Social Security Matters: Ask Rusty – I’m approaching 65 – should I Claim Social Security?

Published 8:03 am Thursday, June 8, 2023

Getting your Trinity Audio player ready...

By AMAC Certified Social Security Advisor Russell Gloor, Association of Mature American Citizens

Dear Rusty: I am fast approaching 65 (in August) and plan to continue working full time. I would like to know the implications of that, and about drawing Social Security. Same question for my husband who is past his full retirement age (he will be 67 this year) and he continues to work full time. Signed: Still Working

Dear Still Working: Married couples should always coordinate their retirement strategy, and you’re very smart to do so. Born in 1958, your full retirement age (FRA) for Social Security purposes is 66 years and 8 months. Your FRA is the point at which your earnings from work no longer affect your Social Security benefits, but if you claim at age 65 and continue to work full time, you will be limited to how much you can earn before they take away some (or perhaps all) of your benefits. Here’s what will happen if you claim Social Security (SS) to start in August when you are 65:

  • Your Social Security retirement benefit will be permanently reduced by 11% (you’ll get 89% of your FRA entitlement). Your monthly amount will only change thereafter due to cost of living adjustments (COLA).
  • If you start your benefits in August you will be subject to an earnings limit – either a monthly limit of $1,770 for the remaining months of the year or the 2023 annual limit of $21,240. If the monthly limit is exceeded you aren’t entitled to benefits for that month, or if the annual limit is exceeded they will take back benefits equal to $1 for every $2 over the annual limit. Social Security will use whichever method yields the smallest penalty.
  • Beginning in 2024, you will be subject only to Social Security’s annual earnings limit, which will be something more than the 2023 annual limit of $21,240. If you exceed the 2024 (or 2025) annual limit, Social Security will take away $1 in benefits for every $2 you are over the limit (half of what you exceed the limit by). The annual limit will be in effect until you reach your full retirement age of 66 years and 8 months in April 2026.
Get the latest headlines sent to you

Since your husband has already reached his FRA, working full time will not negatively affect his monthly Social Security benefits if he chooses to claim his Social Security benefits now. However, if he hasn’t yet claimed your husband is already earning delayed retirement credits (DRCs) which will increase his benefit when he later claims. DRCs are earned monthly (.667% per month; 8% per year) and can be earned up to age 70 when maximum Social Security benefit is attained. For your husband, his age 70 benefit would be 29% more than he was entitled to at his FRA. Whether it is wise to wait longer to claim depends on life expectancy, but break even age is about 83 for those who wait until 70 to claim (vs. claiming at FRA). FYI, average life expectancy for a man your husband’s current age is about 84; for you about 87.

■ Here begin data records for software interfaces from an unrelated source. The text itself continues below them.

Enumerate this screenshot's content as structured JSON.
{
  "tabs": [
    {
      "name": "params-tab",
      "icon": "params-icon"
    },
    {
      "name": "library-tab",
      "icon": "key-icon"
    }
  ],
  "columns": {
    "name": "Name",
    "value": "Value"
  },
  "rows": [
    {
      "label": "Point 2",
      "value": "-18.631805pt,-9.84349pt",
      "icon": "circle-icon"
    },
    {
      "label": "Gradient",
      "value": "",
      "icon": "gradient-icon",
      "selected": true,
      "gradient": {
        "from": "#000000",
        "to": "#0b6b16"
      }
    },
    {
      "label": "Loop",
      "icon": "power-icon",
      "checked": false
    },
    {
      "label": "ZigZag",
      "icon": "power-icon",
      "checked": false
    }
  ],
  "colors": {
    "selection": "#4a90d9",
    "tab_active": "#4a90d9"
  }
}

Since you are both still working full time, be aware that – depending on your combined income from all sources – your Social Security benefits will become part of your taxable income. As a married couple both working full time, your combined income will likely be over the $44,000 threshold after which income tax will be levied on up to 85% of your Social Security benefits received during the tax year (using your normal IRS tax rate). I suggest you consider the income tax implications of claiming Social Security while you are still working full time.

You did not ask about Medicare, but if you (and your husband) now have “creditable” healthcare coverage from your employer (“creditable” is a group plan with at least 20 participants) you can defer enrolling in Medicare Part B until your employer healthcare coverage ends, thus avoiding the Medicare Part B premium while you are working.